So as you can imagine, she responded cautiously last night as a homeowner on Rosemary Street, a bucolic subdivision in North Amherst built in the mid-to-late 1990s, made a pitch to whack all the healthy Norway Maple trees because they are an "invasive species," and replace them with a presumably tamer "native species."

Committee member Bob Erwin thought, after the recent devastation to our urban tree canopy, this idea was doubly bad: both the timing of this request and the precedent it may set. The seven member Shade Tree Committee took no position but suggested the homeowner poll his neighbors to ascertain their opinions.

The Shade Tree Committee is a sub-committee of the more powerful Conservation Commission, and either committee can make recommendations to the Tree Warden (Alan Snow) who has state authority to remove trees in the public way. Those who disagree and wish to appeal a decision of the Tree Warden can appeal to the Select Board who has final authority over the public ways.
Tree Warden Alan Snow

The town could charge the homeowner $55/diameter inch to have the trees taken down (most are in the 6" to 10" range) by a private contractor, also at his expense. Or if the town likes the idea of clear cutting and replanting a new species, it could all be done at taxpayer expense.

Unless of course they ask the Lorax for an opinion.

Amherst Shade Tree Committee 11/15/11


Ed said...

With all due respect to Alan Snow, whom I do know and respect, I argue that the Norway Maples should be planted BECAUSE they are an invasive tree.

It is not like this is a pristine forest folks -- you have drunken high school kids ripping limbs off and carving girlfriends' names into them, you have cars and snow plows hitting them, you have restricted surface soil forcing these trees to tap the water table to survive, and then we have winter salt and summer streetlights, neither of which are good for a tree.

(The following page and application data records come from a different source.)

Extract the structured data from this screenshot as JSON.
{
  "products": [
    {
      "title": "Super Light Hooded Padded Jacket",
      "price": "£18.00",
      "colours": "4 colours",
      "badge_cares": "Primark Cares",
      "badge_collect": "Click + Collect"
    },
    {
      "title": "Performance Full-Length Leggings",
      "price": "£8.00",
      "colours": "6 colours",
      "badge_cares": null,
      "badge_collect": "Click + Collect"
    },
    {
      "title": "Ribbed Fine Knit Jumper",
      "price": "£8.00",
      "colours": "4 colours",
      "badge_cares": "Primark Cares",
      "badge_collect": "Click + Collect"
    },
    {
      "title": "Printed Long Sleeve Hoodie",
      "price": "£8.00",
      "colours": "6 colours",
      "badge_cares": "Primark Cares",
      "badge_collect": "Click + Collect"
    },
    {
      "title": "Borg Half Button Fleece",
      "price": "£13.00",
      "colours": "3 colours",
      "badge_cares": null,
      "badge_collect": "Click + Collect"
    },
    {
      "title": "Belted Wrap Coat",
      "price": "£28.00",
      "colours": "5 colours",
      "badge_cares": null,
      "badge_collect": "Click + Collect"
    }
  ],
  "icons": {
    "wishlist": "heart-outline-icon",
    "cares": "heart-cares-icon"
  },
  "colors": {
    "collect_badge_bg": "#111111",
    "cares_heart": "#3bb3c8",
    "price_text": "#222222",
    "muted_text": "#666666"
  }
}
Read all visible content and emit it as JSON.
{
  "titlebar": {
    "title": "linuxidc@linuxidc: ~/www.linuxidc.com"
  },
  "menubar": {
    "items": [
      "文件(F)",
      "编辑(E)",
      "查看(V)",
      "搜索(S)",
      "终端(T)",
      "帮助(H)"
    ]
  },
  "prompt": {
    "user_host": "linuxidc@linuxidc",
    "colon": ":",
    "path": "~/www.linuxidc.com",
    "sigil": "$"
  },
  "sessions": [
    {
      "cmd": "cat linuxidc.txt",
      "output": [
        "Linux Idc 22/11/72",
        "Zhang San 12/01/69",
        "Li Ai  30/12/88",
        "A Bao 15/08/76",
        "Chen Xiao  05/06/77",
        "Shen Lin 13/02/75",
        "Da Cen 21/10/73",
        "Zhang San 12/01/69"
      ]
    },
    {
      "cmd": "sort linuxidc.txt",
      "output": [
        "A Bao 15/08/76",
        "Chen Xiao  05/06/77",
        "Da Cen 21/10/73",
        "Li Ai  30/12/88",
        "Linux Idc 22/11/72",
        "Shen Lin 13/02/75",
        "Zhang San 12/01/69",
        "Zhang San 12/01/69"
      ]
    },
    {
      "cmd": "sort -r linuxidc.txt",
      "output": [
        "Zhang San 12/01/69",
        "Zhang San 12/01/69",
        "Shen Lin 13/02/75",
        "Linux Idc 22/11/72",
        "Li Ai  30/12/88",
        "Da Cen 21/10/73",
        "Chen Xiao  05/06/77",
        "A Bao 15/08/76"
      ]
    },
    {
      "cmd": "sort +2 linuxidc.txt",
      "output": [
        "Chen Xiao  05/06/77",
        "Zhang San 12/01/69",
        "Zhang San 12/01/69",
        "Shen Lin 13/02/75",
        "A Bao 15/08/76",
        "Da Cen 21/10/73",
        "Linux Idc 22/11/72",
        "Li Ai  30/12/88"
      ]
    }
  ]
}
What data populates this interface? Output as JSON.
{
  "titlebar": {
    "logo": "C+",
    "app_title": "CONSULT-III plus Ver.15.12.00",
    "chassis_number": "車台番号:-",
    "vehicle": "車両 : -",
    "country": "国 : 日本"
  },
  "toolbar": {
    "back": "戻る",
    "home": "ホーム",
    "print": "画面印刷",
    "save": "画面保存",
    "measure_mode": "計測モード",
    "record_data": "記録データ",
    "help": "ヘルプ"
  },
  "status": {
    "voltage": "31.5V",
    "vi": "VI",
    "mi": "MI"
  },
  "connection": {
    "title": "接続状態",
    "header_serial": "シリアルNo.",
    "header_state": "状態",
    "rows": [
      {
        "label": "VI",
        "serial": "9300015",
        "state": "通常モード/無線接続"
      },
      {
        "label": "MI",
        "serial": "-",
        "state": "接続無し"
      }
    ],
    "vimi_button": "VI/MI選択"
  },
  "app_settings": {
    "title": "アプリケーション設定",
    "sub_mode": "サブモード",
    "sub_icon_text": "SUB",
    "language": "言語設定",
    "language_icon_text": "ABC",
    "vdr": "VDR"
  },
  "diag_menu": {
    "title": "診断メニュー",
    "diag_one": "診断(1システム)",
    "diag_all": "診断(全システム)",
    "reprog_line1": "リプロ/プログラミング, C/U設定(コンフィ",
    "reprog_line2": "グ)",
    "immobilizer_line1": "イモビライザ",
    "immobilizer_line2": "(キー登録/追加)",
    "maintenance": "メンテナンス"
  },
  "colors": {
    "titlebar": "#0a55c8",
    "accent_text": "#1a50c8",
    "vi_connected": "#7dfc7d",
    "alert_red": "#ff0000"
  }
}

Norway Maples are TOUGH. So what if there are a couple hundred seedlings on everyone's lawn in the spring, do you folk not have lawn mowers? And yes, ideally, we would only plant sugar maples but then you get one disease that takes them out and -- well, there was first the Chestnut, and then the American Elm, and how many more times do we need our urban areas deforested?

BTW, it wasn't the Norway Maples that came down last month...

Anonymous said...

Yes it was. Look at the "topped" Norway maples at the Library and the North Amherst library.